reach a state of mind that is more positive and balanced.
Most psychotherapy revolves around counseling and
behavioral therapy, and focuses on effective
communication with regard to ideas and feelings.
Certain psychotherapists attempt to create more
efficient communication channels between themselves
and their patience who find verbal expression
challenging. When this is the case, nonverbal
communication methods are often used. In most clinical
practices, basic plans center on two types of therapy:
cognitive behavioral techniques and psychodynamics.
Qualified practitioners who possess the necessary skills
usually aim to evaluate their clients' psychological issues
and tailor their plan of care to those needs. They realize

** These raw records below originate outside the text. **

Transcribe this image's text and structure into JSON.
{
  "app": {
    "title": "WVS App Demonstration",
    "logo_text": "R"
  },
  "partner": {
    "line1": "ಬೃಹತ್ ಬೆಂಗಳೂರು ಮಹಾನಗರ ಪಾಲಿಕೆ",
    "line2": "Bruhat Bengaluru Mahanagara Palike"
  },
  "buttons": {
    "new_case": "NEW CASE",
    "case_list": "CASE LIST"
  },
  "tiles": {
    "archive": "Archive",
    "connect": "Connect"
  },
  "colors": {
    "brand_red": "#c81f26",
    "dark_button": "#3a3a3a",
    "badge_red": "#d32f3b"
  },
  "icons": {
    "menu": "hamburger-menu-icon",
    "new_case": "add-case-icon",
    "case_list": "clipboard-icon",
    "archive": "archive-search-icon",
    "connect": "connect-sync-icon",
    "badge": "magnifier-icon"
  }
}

that if the patient is to benefit from the therapy,
subconscious resistance must be eliminated. When the
patient learns to change his or her thought patterns and
behavior, he or she can actively work toward recovery.
Psychotherapy addresses a variety of mental illnesses
and emotional disorders. These include panic attacks,
obsessive-compulsive disorder, phobias and irrational
fears, post traumatic stress syndrome, schizophrenia,
depression, and bipolar disorder. Therapy of this type
may also be helpful for individuals diagnosed with
something called borderline personality disorder.
Understanding that more than one session will be
necessary is essential. To experience initial benefits from
such treatment, one must typically attend a minimum of
12 sessions. This is because it is necessary for a person
to open up to the therapist in order for positive changes
to be experienced, and this is unlikely to happen after a
Although there is no specific time frame associated with
such therapy, twenty sessions are generally necessary
prior to the treatment offering major beneficial results.
If there is no notable change by that time, other options
should be pursued. The latter may include the use of
medication or extensive behavioral therapy programs.
Most therapists will make further recommendations if
traditional methods do not provide satisfactory results.
The part of psychotherapy that addresses habits and
behavior often calls for the client to complete exercises,
both in the professional's office and at his or her own
dwelling in between sessions. These exercises may
involve visualization, breathing techniques, and other
relaxing activities. Emotional problems must be faced
gradually in order to enable the person to gain freedom
from the elements that are prohibiting him or her from
living a happy, positive life.
When the patient starts feeling more balanced and
positive with regard to his or her life, the
psychotherapist will likely recommend that the
appointments commence. This, of course, will vary
substantially from one person to another based on each
client's individual circumstances. In the future, if the
person experiences a relapse, a few treatment sessions
are generally helpful in order to get him or her back on
track. Those feeling beset by mental or emotional issues
are wise to pursue professional help immediately.